One Democratic state politician says there are 887,000 Ohioans without a state-issued driver’s license or photo ID. The Service Employees International Union also puts the number of Ohioans without IDs at hundreds of thousands.
The number has become important because of a bill that passed the Ohio House and is now before the Senate that would require a state-issued photo ID to vote.
But records from the state Bureau of Motor Vehicles show about 8.83 million voting-age residents have an Ohio driver’s license or photo ID – about 28,000 more than there are voting-age residents in the state, according to the 2010 census. A Dispatch analysis of state driver’s license data found that the percentages of voting-age Ohioans with state-issued IDs also vary from county to county.
There are several reasons there could be more licenses than people, said Daniel Tokaji, a professor at Ohio State University’s Moritz College of Law who specializes in election administration. The BMV could be double-counting some people who have multiple licenses, such as motorcycle licenses; many people with Ohio IDs have recently left the state in search of work; or the census is undercounting the true Ohio population.
“It’s just not possible that every citizen in Ohio has a driver’s license,” Tokaji said. “We may not know exactly how many don’t, but we know that it’s not the case.”
Each record in the data provided to The Dispatch represents a person with a license, and it therefore would not overstate the number of people with IDs, said Geoff Dutton, spokesman for the Ohio Department of Public Safety, which oversees the BMV.
Also, federal law requires that states notify one another when their residents obtain new licenses in another state so that they don’t have two licenses, Dutton said. But if someone doesn’t get a new license upon moving to a different state, the agency has no way of knowing how many people with valid Ohio IDs no longer live here, Dutton said.

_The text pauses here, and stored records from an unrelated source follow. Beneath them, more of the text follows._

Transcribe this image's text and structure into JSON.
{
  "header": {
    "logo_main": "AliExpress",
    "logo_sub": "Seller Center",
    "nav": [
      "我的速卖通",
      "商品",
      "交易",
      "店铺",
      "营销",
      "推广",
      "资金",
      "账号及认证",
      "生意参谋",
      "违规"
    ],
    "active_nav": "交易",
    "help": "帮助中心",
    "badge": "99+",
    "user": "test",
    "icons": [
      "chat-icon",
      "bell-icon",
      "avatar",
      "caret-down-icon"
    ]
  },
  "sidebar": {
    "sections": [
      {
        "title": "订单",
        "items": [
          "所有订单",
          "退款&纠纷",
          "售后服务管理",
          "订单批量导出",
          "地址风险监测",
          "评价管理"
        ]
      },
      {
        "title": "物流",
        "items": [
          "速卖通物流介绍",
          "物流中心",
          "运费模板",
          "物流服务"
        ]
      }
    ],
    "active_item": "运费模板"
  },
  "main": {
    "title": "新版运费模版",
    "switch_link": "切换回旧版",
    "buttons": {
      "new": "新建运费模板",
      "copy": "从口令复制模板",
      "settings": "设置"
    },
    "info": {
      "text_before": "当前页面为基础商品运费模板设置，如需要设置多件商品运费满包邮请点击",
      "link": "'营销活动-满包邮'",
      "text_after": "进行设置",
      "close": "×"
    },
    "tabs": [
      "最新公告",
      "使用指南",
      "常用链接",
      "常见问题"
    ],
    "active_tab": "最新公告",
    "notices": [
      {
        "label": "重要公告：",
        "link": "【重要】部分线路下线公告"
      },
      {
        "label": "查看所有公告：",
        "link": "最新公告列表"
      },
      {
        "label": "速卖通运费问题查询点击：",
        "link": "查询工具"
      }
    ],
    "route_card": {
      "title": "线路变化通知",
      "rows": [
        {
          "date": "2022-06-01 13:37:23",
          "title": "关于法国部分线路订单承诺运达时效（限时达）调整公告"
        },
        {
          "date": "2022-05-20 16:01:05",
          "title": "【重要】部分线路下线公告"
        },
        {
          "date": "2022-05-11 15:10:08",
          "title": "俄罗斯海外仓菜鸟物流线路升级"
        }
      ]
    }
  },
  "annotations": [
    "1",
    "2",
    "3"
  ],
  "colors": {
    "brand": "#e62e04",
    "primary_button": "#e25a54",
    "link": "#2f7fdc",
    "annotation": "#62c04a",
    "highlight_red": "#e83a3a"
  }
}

“We’re talking about millions of individuals, and these are numbers that literally change by the hour,” he said. The estimates by Democrats and unions opposed to the voter ID bill are based on a 2006 national telephone survey of 987 randomly selected voting-age citizens conducted by the New York University School of Law. It found that 11 percent of respondents didn’t have ready access to a government-issued photo ID.
Full Article: Ohio IDs exceed voter-age residents | The Columbus Dispatch.